WINTER 2002 COURSE OUTLINE
Dr. Tom Hsiang, Department of Environmental Biology, University of Guelph
The Pesticide Dilemma
Pesticide Use in Agriculture and Forestry
Pesticide Use in Human Health
Pesticide Toxicity Testing
Pesticide Translocation & Penetration
Pesticide Residue Analysis
Pesticides in Food
Pesticides and Cancer
Environmental Effects of Pesticides
Contaminants in Pesticides
Resistance to Pesticides
Lectures Mondays, Wednesdays and Fridays, 8:30 - 9:20 in Axelrod 259
Evaluation of Students
|Midterm 1||15%||Date: January 28, 2002|
|Midterm 2||25%||Date: March 1, 2002|
|Writing assignments: Critiques||30%||Due dates: Jan 21, Feb 11, March 4 & March 25
Late penalty of 10% of assignment mark per day
|Final exam||30%||Date: April 18, 2002 (8:30-10:30)|
Generally, I will have regular office hours (the hour after lecture). Students should feel free to come at those times without an appointment. For other times, phone or make arrangements for a time that is mutually convenient. I particularly encourage you to use email to contact me.

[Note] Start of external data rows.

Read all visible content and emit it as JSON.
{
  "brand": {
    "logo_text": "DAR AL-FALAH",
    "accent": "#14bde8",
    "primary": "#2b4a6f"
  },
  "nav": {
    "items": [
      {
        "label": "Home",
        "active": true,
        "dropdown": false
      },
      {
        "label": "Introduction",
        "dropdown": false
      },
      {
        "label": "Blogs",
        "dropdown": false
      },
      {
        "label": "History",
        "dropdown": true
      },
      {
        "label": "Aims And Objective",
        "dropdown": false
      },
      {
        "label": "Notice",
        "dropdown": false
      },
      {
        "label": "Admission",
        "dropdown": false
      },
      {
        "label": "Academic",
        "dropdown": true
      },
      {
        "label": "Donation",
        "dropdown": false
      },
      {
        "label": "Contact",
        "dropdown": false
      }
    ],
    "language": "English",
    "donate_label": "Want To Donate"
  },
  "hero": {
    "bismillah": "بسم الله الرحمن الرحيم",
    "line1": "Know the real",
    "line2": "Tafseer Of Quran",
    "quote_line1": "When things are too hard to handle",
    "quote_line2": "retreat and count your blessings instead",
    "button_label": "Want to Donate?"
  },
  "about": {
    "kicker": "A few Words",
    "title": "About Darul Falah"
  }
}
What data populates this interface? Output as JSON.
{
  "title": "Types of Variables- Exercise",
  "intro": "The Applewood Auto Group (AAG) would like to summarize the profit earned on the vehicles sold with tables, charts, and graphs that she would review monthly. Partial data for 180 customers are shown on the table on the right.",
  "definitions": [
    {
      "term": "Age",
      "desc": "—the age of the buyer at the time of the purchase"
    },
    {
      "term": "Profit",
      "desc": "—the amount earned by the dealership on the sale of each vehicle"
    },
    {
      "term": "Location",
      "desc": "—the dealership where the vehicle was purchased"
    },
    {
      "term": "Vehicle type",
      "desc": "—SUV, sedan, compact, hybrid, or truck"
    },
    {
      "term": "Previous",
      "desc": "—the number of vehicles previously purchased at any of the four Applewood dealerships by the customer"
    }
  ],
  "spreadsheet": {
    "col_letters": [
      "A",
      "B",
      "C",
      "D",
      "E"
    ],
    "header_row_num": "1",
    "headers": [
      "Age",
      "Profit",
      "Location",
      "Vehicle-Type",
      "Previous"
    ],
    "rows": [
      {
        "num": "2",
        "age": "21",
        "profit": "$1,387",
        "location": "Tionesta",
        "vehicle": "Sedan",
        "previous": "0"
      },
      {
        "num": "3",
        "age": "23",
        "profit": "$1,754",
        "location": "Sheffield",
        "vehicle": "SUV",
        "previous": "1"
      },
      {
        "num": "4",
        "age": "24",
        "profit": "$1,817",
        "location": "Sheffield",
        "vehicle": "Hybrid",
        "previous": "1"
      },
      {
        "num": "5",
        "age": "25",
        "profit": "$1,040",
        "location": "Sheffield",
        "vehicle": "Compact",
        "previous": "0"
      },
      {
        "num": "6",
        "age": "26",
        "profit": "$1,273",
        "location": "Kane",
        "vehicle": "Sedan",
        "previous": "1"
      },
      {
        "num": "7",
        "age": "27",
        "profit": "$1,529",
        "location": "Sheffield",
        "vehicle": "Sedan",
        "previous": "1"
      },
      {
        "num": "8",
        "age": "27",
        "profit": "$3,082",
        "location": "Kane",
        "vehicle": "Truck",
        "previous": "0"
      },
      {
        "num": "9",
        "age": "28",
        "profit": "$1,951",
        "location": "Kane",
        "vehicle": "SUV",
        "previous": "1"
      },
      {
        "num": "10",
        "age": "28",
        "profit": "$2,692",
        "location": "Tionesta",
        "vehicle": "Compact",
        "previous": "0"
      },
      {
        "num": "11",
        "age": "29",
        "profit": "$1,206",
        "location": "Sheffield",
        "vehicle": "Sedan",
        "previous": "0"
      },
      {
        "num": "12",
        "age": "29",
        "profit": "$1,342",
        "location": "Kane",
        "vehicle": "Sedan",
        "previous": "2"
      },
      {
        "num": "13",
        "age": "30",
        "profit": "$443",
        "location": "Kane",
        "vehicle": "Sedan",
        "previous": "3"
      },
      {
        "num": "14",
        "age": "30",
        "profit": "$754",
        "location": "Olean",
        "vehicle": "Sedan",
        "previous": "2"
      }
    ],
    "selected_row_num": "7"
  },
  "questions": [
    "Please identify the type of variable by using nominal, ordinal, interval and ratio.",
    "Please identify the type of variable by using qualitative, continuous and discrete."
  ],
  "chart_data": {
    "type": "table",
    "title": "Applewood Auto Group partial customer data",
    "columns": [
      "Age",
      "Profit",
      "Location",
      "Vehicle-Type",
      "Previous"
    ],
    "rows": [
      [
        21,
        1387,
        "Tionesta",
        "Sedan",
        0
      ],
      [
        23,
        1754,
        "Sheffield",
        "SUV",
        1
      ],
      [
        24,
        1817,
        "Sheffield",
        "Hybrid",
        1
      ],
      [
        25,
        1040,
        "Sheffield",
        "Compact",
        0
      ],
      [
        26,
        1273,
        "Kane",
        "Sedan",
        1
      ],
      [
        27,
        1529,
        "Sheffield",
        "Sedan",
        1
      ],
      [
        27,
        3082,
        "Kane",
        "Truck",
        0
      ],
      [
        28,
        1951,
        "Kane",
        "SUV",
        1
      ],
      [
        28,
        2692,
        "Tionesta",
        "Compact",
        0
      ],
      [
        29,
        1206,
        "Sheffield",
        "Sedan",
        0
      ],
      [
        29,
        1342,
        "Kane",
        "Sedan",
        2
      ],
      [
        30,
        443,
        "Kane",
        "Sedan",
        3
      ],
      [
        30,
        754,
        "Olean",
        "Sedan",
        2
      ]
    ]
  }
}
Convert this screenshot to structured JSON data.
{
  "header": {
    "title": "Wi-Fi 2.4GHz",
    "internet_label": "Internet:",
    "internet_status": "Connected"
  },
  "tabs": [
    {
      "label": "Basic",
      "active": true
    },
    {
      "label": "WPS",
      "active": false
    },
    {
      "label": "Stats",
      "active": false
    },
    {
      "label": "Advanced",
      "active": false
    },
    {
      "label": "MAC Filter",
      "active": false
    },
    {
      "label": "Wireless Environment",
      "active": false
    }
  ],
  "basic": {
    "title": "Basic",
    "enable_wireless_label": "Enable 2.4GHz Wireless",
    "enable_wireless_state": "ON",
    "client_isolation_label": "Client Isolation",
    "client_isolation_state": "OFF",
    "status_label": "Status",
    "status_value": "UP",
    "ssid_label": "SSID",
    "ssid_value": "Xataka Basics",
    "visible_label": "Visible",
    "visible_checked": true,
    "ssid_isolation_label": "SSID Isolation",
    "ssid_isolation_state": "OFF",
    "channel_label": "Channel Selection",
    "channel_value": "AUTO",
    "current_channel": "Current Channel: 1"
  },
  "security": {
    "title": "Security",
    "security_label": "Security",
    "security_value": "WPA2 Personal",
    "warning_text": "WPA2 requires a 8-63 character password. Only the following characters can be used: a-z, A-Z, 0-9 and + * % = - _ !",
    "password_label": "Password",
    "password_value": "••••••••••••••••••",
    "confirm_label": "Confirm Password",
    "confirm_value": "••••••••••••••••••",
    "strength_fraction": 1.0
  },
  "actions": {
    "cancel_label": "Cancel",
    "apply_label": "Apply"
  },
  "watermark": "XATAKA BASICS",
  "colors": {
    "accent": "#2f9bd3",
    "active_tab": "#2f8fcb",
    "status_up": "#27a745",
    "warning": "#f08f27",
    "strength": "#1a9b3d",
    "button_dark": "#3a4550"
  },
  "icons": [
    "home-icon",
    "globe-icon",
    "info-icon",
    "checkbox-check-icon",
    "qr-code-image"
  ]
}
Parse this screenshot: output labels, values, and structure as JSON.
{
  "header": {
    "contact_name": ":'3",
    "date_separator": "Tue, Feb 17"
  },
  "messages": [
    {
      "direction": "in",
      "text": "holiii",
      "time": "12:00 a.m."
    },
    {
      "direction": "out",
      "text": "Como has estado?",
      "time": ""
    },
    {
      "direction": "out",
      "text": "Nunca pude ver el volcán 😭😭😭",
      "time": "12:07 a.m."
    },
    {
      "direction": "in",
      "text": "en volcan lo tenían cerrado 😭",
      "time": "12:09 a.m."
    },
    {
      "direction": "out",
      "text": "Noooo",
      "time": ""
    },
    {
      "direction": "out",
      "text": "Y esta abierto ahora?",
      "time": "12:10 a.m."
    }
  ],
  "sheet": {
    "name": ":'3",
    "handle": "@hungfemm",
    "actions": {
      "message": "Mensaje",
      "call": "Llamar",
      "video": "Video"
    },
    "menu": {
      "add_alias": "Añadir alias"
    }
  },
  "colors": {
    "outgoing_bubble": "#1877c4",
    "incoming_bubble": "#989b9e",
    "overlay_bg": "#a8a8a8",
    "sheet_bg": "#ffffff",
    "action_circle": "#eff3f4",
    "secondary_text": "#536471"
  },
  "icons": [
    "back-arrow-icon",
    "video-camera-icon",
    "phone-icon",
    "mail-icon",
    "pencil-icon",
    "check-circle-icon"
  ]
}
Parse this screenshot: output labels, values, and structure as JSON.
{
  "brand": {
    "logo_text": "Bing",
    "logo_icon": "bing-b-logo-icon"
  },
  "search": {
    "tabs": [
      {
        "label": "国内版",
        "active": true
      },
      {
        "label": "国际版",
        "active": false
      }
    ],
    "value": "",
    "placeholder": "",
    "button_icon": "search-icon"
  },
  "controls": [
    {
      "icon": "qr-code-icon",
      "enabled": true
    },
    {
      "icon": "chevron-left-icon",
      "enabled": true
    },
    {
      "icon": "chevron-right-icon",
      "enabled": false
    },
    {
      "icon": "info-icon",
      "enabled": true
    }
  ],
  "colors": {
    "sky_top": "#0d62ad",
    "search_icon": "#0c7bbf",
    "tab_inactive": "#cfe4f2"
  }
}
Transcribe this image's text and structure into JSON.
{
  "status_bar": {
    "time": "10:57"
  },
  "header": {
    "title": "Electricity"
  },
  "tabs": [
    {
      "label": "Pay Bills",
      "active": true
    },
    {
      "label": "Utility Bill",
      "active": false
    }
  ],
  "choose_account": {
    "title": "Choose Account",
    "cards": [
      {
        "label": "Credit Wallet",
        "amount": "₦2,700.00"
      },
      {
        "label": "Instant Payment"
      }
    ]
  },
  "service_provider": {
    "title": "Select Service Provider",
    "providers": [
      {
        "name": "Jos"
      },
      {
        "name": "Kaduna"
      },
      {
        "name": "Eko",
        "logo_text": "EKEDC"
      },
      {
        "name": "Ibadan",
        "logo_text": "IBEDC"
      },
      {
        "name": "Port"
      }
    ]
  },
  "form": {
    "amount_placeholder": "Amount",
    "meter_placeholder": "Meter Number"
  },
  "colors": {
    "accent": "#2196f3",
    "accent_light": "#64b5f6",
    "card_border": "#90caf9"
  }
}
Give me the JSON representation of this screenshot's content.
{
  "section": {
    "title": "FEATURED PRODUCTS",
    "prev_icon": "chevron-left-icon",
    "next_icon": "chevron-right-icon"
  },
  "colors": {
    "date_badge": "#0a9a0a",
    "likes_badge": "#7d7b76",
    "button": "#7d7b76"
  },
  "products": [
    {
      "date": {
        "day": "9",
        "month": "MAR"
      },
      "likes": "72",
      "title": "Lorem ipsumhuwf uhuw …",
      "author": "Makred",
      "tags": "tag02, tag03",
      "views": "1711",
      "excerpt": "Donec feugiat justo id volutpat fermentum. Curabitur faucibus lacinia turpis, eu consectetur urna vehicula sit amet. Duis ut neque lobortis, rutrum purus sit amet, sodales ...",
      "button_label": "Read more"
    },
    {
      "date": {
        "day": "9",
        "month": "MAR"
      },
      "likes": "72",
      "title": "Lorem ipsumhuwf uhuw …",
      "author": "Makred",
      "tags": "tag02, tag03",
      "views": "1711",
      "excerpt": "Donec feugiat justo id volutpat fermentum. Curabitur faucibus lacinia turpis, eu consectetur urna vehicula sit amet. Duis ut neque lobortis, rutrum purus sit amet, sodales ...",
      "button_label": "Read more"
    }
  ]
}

T. Hsiang. Bovey 3227, phone 824-4120, Ext. 2753.
Exam Conflicts, Illness etc.
Please advise me of examination conflicts as soon as possible. If you have
an illness or other problem, please see your program counsellor and ask them
to issue a notice to instructors.
A. The Calendar Description
ENVB-3030 Pesticides and the Environment F,W (3-2) [Note the 2 hours for lab/discussion session is for the term paper in case we need discussion sessions]. The role and use of synthetic and natural pesticides by society and the effects of these pesticides on biological activities in the environment.
Prerequisites: One first year biology course (BIOL1030, BIOL1040 or ZOOL1020) and one organic/environmental chemistry course (CHEM1040 or CHEM2300)
"Chemical and Biological Pesticides in the Environment" by G.R. Stephenson et al. (2000) may be purchased for the course (~$35) from the instructor. This is the same version that was used last semester (Fall 2000), but it differs substantially from those used in prior years. All the material in these notes is fair game in the exams.
B. Objectives of the Course
In addition to addressing the University Learning Objectives, students will learn the following. The student will be expected to be able to recognize and describe chemical groups of pesticides. The student will be expected to be able to define the chemical, physical and biological properties of pesticides which are important in determining their effects on target and non-target organisms in the environment. The student will be expected to predict the probable fate of a pesticide in the environment or choose from a group of pesticides the one most suitable for a particular use if given the relevant information about the pesticide and its proposed use.
C. Synoptic Statement of the Material to be Covered in the Course
Survey the current use of pesticides in health, agriculture, and forestry.
Review the various types of pesticides, their classification, their origins and mode of action.
Discuss pesticide metabolism and residues in food
Discuss fate and movement of pesticides in the environment.
Discuss food chains and effects of pesticides on animal and plant life in land and aquatic environments.
Discuss pesticide resistance.
Discuss ways to minimize the use and non-target effects of pesticides.
Discuss the development of biological pesticides and their uses.
Discuss the registration of pesticides and the regulation of their use.
Critique popular literature on pesticides and the
D. Academic Honesty and Integrity
It is the student's responsibility to read and to
comply with the policies regarding Academic Misconduct at the University of
Guelph (see pages 28-30 in the Undergraduate Calendar 2001-2002). Of particular
relevance to this course is honesty during exams, honesty in written assignments,
and honesty with respect to medical excuses. In fairness to you and to other
students in the class, academic misconduct will not be tolerated and will
be dealt with firmly.
Examples of academic misconduct in written assignments include: 1) lack of quotation marks: plagiarism has occurred if the author does not place quotation marks around word-for-word copying of print or electronic format source material even though the source is correctly cited; and 2) degree of fidelity to sources - plagiarism has occurred if the author's writing is clearly recognizable as essentially derived from cited or uncited print or electronic format sources, even though the author has altered the original source material by inverting word or sentence order, or substituting synonyms.